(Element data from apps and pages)
※

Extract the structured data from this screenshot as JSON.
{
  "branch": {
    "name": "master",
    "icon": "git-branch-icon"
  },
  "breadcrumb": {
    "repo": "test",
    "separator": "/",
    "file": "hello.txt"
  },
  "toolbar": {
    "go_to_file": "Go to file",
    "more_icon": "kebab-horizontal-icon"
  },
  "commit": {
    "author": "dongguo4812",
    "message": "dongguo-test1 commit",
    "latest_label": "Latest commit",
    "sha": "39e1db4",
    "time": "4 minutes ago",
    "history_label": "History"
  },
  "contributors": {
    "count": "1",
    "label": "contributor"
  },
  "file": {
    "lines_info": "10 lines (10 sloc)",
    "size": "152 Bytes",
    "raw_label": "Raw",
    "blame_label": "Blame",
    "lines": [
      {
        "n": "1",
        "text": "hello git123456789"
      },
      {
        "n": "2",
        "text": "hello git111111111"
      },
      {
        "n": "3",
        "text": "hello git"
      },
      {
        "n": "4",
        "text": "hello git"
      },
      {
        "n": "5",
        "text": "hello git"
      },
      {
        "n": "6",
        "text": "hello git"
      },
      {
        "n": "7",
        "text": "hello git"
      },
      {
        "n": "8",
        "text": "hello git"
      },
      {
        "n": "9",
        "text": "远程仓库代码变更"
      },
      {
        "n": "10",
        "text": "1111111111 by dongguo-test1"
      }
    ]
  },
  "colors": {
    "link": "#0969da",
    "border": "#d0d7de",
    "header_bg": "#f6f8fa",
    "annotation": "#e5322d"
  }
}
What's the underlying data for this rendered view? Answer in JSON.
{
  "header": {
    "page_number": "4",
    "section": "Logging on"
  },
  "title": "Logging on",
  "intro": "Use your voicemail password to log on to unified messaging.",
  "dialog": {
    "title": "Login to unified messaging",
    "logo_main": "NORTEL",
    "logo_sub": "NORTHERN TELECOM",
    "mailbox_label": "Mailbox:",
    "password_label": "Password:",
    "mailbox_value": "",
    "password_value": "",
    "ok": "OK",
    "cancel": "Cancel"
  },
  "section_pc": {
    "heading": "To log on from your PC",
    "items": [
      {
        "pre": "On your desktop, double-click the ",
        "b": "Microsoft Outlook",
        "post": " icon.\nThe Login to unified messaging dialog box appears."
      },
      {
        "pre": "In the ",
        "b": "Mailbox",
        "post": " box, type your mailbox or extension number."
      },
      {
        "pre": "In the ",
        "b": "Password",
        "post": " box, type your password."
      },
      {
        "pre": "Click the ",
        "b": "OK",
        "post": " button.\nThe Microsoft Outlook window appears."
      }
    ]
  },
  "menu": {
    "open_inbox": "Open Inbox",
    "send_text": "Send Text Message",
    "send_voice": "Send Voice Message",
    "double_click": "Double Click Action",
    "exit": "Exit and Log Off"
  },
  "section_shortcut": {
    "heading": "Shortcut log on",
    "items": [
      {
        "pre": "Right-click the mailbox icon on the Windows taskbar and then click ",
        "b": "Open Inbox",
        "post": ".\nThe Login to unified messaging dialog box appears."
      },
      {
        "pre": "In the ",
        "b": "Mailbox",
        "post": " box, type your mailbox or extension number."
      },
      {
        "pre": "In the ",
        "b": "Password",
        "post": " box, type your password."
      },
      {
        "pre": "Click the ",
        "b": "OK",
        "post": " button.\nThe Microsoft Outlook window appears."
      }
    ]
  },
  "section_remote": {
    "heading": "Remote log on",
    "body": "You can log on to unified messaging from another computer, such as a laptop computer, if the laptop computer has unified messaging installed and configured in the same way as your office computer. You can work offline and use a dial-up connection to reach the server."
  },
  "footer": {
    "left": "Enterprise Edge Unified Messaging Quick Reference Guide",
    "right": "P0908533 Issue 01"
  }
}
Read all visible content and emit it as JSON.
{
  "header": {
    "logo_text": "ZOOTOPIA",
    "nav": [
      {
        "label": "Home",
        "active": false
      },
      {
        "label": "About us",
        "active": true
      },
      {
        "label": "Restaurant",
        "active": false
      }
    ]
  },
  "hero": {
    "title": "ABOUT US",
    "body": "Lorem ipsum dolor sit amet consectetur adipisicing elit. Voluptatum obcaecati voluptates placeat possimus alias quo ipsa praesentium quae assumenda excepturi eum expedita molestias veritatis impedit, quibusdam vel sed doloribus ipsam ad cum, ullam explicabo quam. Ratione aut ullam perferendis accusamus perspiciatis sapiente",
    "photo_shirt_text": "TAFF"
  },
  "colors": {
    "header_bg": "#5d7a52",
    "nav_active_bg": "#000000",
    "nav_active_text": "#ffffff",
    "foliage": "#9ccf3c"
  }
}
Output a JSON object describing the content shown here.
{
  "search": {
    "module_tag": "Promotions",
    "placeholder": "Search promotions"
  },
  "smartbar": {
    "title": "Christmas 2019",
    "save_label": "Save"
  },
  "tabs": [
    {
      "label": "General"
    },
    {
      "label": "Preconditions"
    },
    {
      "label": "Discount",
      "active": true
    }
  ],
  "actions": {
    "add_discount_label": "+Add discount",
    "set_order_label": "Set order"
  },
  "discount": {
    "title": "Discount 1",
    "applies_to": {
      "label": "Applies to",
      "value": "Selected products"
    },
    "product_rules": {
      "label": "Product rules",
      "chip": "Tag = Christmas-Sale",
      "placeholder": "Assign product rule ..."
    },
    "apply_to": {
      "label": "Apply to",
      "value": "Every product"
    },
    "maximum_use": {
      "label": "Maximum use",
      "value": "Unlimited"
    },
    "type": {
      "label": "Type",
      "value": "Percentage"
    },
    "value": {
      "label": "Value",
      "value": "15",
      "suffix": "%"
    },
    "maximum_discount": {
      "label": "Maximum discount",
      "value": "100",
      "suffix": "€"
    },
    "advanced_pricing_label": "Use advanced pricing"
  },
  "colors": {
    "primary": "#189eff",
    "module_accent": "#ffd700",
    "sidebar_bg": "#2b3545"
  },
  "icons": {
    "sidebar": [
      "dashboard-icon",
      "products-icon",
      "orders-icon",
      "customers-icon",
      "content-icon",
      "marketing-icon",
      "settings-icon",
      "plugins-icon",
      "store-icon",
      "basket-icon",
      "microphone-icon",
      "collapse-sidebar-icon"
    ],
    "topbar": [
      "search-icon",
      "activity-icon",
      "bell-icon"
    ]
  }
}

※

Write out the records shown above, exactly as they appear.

Extract the structured data from this screenshot as JSON.
{
  "branch": {
    "name": "master",
    "icon": "git-branch-icon"
  },
  "breadcrumb": {
    "repo": "test",
    "separator": "/",
    "file": "hello.txt"
  },
  "toolbar": {
    "go_to_file": "Go to file",
    "more_icon": "kebab-horizontal-icon"
  },
  "commit": {
    "author": "dongguo4812",
    "message": "dongguo-test1 commit",
    "latest_label": "Latest commit",
    "sha": "39e1db4",
    "time": "4 minutes ago",
    "history_label": "History"
  },
  "contributors": {
    "count": "1",
    "label": "contributor"
  },
  "file": {
    "lines_info": "10 lines (10 sloc)",
    "size": "152 Bytes",
    "raw_label": "Raw",
    "blame_label": "Blame",
    "lines": [
      {
        "n": "1",
        "text": "hello git123456789"
      },
      {
        "n": "2",
        "text": "hello git111111111"
      },
      {
        "n": "3",
        "text": "hello git"
      },
      {
        "n": "4",
        "text": "hello git"
      },
      {
        "n": "5",
        "text": "hello git"
      },
      {
        "n": "6",
        "text": "hello git"
      },
      {
        "n": "7",
        "text": "hello git"
      },
      {
        "n": "8",
        "text": "hello git"
      },
      {
        "n": "9",
        "text": "远程仓库代码变更"
      },
      {
        "n": "10",
        "text": "1111111111 by dongguo-test1"
      }
    ]
  },
  "colors": {
    "link": "#0969da",
    "border": "#d0d7de",
    "header_bg": "#f6f8fa",
    "annotation": "#e5322d"
  }
}
What's the underlying data for this rendered view? Answer in JSON.
{
  "header": {
    "page_number": "4",
    "section": "Logging on"
  },
  "title": "Logging on",
  "intro": "Use your voicemail password to log on to unified messaging.",
  "dialog": {
    "title": "Login to unified messaging",
    "logo_main": "NORTEL",
    "logo_sub": "NORTHERN TELECOM",
    "mailbox_label": "Mailbox:",
    "password_label": "Password:",
    "mailbox_value": "",
    "password_value": "",
    "ok": "OK",
    "cancel": "Cancel"
  },
  "section_pc": {
    "heading": "To log on from your PC",
    "items": [
      {
        "pre": "On your desktop, double-click the ",
        "b": "Microsoft Outlook",
        "post": " icon.\nThe Login to unified messaging dialog box appears."
      },
      {
        "pre": "In the ",
        "b": "Mailbox",
        "post": " box, type your mailbox or extension number."
      },
      {
        "pre": "In the ",
        "b": "Password",
        "post": " box, type your password."
      },
      {
        "pre": "Click the ",
        "b": "OK",
        "post": " button.\nThe Microsoft Outlook window appears."
      }
    ]
  },
  "menu": {
    "open_inbox": "Open Inbox",
    "send_text": "Send Text Message",
    "send_voice": "Send Voice Message",
    "double_click": "Double Click Action",
    "exit": "Exit and Log Off"
  },
  "section_shortcut": {
    "heading": "Shortcut log on",
    "items": [
      {
        "pre": "Right-click the mailbox icon on the Windows taskbar and then click ",
        "b": "Open Inbox",
        "post": ".\nThe Login to unified messaging dialog box appears."
      },
      {
        "pre": "In the ",
        "b": "Mailbox",
        "post": " box, type your mailbox or extension number."
      },
      {
        "pre": "In the ",
        "b": "Password",
        "post": " box, type your password."
      },
      {
        "pre": "Click the ",
        "b": "OK",
        "post": " button.\nThe Microsoft Outlook window appears."
      }
    ]
  },
  "section_remote": {
    "heading": "Remote log on",
    "body": "You can log on to unified messaging from another computer, such as a laptop computer, if the laptop computer has unified messaging installed and configured in the same way as your office computer. You can work offline and use a dial-up connection to reach the server."
  },
  "footer": {
    "left": "Enterprise Edge Unified Messaging Quick Reference Guide",
    "right": "P0908533 Issue 01"
  }
}
Read all visible content and emit it as JSON.
{
  "header": {
    "logo_text": "ZOOTOPIA",
    "nav": [
      {
        "label": "Home",
        "active": false
      },
      {
        "label": "About us",
        "active": true
      },
      {
        "label": "Restaurant",
        "active": false
      }
    ]
  },
  "hero": {
    "title": "ABOUT US",
    "body": "Lorem ipsum dolor sit amet consectetur adipisicing elit. Voluptatum obcaecati voluptates placeat possimus alias quo ipsa praesentium quae assumenda excepturi eum expedita molestias veritatis impedit, quibusdam vel sed doloribus ipsam ad cum, ullam explicabo quam. Ratione aut ullam perferendis accusamus perspiciatis sapiente",
    "photo_shirt_text": "TAFF"
  },
  "colors": {
    "header_bg": "#5d7a52",
    "nav_active_bg": "#000000",
    "nav_active_text": "#ffffff",
    "foliage": "#9ccf3c"
  }
}
Output a JSON object describing the content shown here.
{
  "search": {
    "module_tag": "Promotions",
    "placeholder": "Search promotions"
  },
  "smartbar": {
    "title": "Christmas 2019",
    "save_label": "Save"
  },
  "tabs": [
    {
      "label": "General"
    },
    {
      "label": "Preconditions"
    },
    {
      "label": "Discount",
      "active": true
    }
  ],
  "actions": {
    "add_discount_label": "+Add discount",
    "set_order_label": "Set order"
  },
  "discount": {
    "title": "Discount 1",
    "applies_to": {
      "label": "Applies to",
      "value": "Selected products"
    },
    "product_rules": {
      "label": "Product rules",
      "chip": "Tag = Christmas-Sale",
      "placeholder": "Assign product rule ..."
    },
    "apply_to": {
      "label": "Apply to",
      "value": "Every product"
    },
    "maximum_use": {
      "label": "Maximum use",
      "value": "Unlimited"
    },
    "type": {
      "label": "Type",
      "value": "Percentage"
    },
    "value": {
      "label": "Value",
      "value": "15",
      "suffix": "%"
    },
    "maximum_discount": {
      "label": "Maximum discount",
      "value": "100",
      "suffix": "€"
    },
    "advanced_pricing_label": "Use advanced pricing"
  },
  "colors": {
    "primary": "#189eff",
    "module_accent": "#ffd700",
    "sidebar_bg": "#2b3545"
  },
  "icons": {
    "sidebar": [
      "dashboard-icon",
      "products-icon",
      "orders-icon",
      "customers-icon",
      "content-icon",
      "marketing-icon",
      "settings-icon",
      "plugins-icon",
      "store-icon",
      "basket-icon",
      "microphone-icon",
      "collapse-sidebar-icon"
    ],
    "topbar": [
      "search-icon",
      "activity-icon",
      "bell-icon"
    ]
  }
}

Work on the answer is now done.